The night didn’t get out to an ideal start. Mark Segbers gave New England the lead after just five minutes, but Oscar Jimenez answered six minutes later after a fine chipped cross from Brian Ownby found him cutting in at the left post. The hosts went behind again as LouCity’s Pat McMahon had the misfortune to turn the ball into his own net, but once against Louisville responded as Cameron Lancaster produced an outstanding finish from the top of the penalty area to the top-left corner of the net.
If Lancaster’s goal was sublime, Ownby’s goal just before the hour-mark was sensational. The winger shrugged off his defender to win possession and then corkscrewed his body at the top-right edge of the penalty area to fire an arrow into the top-left corner. It was the only lead LouCity held, but it was the only one they needed to advance.
Jure Matjašič only ever scored three goals in Sacramento Republic FC’s colors. One of those, however, was enough to place his name in the club’s memory banks.

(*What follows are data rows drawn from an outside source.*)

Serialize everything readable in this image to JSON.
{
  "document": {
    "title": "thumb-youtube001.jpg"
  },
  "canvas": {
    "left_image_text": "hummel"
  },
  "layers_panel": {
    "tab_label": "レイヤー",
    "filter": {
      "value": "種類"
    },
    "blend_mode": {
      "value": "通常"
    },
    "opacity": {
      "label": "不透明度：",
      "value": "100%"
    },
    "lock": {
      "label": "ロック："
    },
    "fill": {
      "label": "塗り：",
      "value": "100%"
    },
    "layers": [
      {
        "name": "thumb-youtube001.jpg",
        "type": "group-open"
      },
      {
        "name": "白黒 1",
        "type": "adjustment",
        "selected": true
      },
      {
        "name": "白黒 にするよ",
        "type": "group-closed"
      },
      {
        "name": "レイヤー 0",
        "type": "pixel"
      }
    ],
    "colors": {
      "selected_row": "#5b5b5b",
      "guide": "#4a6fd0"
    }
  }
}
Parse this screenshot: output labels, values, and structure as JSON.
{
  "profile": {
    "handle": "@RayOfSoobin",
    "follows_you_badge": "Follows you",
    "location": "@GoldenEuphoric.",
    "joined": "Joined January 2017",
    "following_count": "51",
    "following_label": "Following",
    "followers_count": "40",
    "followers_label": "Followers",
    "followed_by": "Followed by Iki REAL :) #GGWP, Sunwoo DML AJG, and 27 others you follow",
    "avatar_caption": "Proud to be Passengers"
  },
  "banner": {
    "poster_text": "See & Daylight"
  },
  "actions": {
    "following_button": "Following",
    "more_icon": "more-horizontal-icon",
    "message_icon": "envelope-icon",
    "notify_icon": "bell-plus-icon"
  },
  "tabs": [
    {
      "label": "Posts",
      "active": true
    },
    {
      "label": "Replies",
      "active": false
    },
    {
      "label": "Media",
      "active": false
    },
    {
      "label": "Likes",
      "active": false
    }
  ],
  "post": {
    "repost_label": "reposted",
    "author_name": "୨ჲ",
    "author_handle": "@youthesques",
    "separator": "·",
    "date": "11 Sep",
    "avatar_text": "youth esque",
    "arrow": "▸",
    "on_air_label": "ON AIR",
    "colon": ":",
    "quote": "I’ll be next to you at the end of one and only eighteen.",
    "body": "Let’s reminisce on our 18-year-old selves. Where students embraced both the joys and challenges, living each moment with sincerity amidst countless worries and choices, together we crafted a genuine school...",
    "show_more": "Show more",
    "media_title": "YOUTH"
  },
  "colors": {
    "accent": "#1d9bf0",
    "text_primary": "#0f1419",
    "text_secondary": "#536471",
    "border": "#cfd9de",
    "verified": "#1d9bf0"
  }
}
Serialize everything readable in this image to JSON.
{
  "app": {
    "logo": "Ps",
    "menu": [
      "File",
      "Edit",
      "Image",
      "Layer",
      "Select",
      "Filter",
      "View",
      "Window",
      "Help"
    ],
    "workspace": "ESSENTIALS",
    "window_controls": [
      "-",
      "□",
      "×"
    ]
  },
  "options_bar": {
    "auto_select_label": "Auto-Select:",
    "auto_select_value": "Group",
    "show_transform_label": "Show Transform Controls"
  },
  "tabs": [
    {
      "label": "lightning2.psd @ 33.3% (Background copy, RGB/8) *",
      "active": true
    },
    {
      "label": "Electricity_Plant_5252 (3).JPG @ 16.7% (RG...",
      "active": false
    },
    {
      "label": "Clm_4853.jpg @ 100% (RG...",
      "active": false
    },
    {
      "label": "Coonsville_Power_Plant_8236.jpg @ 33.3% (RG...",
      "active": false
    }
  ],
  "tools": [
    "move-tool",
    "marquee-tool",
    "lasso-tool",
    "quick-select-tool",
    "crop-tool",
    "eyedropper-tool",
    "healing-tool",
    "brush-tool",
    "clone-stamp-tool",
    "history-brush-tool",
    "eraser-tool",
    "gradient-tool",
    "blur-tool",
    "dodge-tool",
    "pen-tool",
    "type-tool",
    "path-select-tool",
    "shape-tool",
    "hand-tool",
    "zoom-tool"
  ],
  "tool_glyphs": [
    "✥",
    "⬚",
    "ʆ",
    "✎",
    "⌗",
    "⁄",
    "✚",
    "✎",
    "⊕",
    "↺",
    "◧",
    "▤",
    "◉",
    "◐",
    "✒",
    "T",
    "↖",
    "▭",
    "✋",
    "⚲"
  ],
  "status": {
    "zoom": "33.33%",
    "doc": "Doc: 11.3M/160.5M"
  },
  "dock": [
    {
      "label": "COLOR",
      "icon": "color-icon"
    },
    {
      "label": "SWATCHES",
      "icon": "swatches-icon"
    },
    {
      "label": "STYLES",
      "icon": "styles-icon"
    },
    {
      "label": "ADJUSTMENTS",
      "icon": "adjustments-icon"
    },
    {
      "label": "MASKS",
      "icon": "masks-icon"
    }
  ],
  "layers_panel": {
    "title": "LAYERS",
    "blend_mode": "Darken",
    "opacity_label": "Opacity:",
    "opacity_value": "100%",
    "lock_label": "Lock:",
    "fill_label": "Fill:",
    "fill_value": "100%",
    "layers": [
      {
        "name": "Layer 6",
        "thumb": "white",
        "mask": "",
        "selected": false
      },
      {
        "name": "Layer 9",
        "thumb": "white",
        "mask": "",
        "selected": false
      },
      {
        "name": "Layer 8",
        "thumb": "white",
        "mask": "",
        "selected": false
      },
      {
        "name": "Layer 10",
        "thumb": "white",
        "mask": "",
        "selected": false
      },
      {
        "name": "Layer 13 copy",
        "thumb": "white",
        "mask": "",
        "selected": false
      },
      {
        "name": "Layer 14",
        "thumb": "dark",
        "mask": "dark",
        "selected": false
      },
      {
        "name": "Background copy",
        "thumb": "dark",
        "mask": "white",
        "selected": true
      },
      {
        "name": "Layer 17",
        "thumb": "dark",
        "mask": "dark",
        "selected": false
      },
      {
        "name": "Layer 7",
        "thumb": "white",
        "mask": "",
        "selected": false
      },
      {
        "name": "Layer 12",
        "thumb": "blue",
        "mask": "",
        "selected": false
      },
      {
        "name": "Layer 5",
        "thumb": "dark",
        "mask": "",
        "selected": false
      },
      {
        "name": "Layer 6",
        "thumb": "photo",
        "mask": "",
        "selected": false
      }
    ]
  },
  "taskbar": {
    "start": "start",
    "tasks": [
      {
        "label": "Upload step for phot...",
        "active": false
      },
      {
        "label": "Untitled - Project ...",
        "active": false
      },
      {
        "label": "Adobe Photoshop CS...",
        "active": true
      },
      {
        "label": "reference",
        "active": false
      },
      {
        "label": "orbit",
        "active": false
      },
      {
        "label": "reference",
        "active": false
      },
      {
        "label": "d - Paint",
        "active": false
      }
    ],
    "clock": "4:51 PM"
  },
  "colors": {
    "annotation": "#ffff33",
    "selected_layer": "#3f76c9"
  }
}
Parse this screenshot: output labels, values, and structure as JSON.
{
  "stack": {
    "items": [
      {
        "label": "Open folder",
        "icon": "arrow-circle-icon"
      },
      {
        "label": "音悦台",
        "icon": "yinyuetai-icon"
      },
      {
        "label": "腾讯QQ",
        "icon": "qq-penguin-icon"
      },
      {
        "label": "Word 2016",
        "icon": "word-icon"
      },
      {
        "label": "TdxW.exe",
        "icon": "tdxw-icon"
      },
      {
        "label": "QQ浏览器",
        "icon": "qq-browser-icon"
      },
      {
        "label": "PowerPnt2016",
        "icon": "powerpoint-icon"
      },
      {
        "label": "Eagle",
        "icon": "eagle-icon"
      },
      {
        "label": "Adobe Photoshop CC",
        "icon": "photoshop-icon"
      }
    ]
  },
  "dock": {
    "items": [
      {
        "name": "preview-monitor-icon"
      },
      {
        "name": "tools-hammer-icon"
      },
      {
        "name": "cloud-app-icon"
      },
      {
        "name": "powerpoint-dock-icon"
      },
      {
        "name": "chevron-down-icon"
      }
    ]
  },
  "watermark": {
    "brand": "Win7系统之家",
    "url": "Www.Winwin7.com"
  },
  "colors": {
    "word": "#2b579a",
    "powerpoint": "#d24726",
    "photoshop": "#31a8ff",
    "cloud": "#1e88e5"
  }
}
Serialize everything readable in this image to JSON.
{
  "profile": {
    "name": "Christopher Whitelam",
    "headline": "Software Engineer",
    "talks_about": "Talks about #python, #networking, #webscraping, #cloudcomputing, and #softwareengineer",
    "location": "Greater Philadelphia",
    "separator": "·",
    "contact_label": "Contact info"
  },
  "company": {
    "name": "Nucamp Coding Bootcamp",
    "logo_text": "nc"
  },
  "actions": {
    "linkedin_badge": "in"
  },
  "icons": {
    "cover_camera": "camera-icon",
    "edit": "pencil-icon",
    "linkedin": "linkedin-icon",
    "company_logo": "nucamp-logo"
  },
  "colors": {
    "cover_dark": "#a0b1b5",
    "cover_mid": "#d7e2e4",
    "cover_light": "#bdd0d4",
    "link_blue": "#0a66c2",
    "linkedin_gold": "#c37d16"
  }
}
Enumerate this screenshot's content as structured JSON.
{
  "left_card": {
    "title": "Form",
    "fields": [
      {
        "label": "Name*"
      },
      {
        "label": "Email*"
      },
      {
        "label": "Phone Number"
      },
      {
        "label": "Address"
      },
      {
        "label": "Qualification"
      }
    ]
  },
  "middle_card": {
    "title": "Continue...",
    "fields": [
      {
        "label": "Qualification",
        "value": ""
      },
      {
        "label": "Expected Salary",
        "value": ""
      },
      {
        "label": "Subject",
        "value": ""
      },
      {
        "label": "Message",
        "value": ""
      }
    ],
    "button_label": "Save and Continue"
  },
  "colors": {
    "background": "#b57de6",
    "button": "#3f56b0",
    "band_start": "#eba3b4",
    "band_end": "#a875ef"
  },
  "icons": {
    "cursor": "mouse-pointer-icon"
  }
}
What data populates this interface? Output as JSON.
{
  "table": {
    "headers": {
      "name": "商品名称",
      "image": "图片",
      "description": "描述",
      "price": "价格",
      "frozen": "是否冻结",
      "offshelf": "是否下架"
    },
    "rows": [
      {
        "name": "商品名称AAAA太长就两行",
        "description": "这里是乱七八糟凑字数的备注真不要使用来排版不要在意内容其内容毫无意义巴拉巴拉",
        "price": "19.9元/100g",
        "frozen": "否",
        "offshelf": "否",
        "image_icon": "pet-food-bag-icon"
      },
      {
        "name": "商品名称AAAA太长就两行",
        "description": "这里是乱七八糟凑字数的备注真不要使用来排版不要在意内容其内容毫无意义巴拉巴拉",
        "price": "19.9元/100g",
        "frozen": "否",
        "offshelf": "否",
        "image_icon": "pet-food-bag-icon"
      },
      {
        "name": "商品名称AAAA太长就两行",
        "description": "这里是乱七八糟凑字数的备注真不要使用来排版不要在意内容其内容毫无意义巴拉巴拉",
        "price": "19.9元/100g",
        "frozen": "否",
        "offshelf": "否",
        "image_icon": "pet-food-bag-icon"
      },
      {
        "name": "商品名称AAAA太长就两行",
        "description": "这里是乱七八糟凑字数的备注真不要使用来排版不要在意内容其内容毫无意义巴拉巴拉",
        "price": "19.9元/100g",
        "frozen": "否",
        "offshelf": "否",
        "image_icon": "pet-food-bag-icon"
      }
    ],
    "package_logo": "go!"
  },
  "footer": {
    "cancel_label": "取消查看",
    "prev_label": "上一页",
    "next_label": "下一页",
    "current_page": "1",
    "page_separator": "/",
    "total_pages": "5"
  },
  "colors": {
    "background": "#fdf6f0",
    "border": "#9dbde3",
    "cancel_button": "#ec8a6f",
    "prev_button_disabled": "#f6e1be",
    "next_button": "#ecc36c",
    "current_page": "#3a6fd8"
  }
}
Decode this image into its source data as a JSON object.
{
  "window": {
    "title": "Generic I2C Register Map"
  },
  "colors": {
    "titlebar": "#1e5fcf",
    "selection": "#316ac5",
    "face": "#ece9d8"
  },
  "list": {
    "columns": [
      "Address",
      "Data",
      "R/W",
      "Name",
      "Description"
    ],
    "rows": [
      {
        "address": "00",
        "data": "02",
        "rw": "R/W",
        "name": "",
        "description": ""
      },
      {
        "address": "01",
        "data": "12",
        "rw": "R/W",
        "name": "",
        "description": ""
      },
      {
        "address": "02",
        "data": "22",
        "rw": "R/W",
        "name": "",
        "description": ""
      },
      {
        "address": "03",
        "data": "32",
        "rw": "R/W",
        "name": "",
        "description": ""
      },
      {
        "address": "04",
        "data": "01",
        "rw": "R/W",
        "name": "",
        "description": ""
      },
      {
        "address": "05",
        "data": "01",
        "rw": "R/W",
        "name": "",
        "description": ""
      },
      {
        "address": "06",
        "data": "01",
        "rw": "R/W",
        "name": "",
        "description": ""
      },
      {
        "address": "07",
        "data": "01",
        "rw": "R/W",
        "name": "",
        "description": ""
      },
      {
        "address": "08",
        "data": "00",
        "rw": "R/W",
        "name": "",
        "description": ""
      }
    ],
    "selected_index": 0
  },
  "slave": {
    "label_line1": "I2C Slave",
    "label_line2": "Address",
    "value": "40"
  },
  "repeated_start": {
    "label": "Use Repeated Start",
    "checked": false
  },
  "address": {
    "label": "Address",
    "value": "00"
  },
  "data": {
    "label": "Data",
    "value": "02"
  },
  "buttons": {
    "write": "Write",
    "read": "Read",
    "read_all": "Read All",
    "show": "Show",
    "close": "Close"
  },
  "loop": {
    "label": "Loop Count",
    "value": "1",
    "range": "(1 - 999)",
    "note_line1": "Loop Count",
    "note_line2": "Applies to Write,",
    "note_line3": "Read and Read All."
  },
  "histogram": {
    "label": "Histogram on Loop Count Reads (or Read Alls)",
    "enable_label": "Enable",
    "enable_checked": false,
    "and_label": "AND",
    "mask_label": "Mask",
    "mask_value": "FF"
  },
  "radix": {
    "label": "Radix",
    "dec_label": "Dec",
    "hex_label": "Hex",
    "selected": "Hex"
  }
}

Sacramento’s home clash with Seattle Sounders FC was one that in reality the hosts dominated, playing against a below-stretch side that didn’t include many of the Sounders’ household names. Republic FC outshot their visitors 26 to 7, so it wasn’t a surprise when on the hour-mark local standout Cameron Iwasa tucked home the opening goal.
What was a surprise was the late twist before the final whistle as Seattle looked for an equalizer. A loose ball came out to Harry Shipp well outside the penalty area, and his low shot took a deflection and caromed into the bottom-left corner of the net to send the game into extra time.
As the prospect of a penalty shootout came into view, though, so did Matjašič’s moment of destiny. A good interception by Villyan Bijev and pass inside set up Iwasa for a powerful shot that Seattle goalkeeper Bryan Meredith could only parry, allowing the Slovenian to put home the rebound for a memorable result.
Two years after it had been the underdog story, FC Cincinnati got a taste of what it was like to be on the other side of an upset as St. Louis’ storied Open Cup history added another chapter.
The history in the USL Championship between Saint Louis FC and FCC didn’t seem to offer much in the way of encouragement. Cincinnati had held an undefeated 4-0-1 record against STLFC in their prior meetings, outscoring them 12-4.
But with the game still scoreless – and FCC goalkeeper Przemysław Tytoń having already been forced into five saves – as the game reached stoppage time, a local hero arrived. Saint Louis’ captain Sam Fink – a native of nearby Bridgeton, Mo. – delivered a powerful header in the third minute of stoppage time to send the hosts through.
In its inaugural season, New Mexico United had already come a long way to reach the Round of 16 in its first Open Cup, defeating fellow USL Championship sides Phoenix Rising FC and Colorado Springs Switchbacks FC on the road before coming through a dramatic penalty shootout win against the Colorado Rapids at Dick’s Sporting Good Park.
So, what was one more road trip?
Despite going down late in the first half to an outstanding finish by future U.S. Men’s National Team midfielder Brandon Servania, New Mexico delivered another remarkable night for its plentiful travelling support. An equalizer just before the halftime break by Kevaughn Frater pulled the visitors level before Sam Hamilton powered home a finish midway through the second half for the decisive goal in the club’s fairytale run.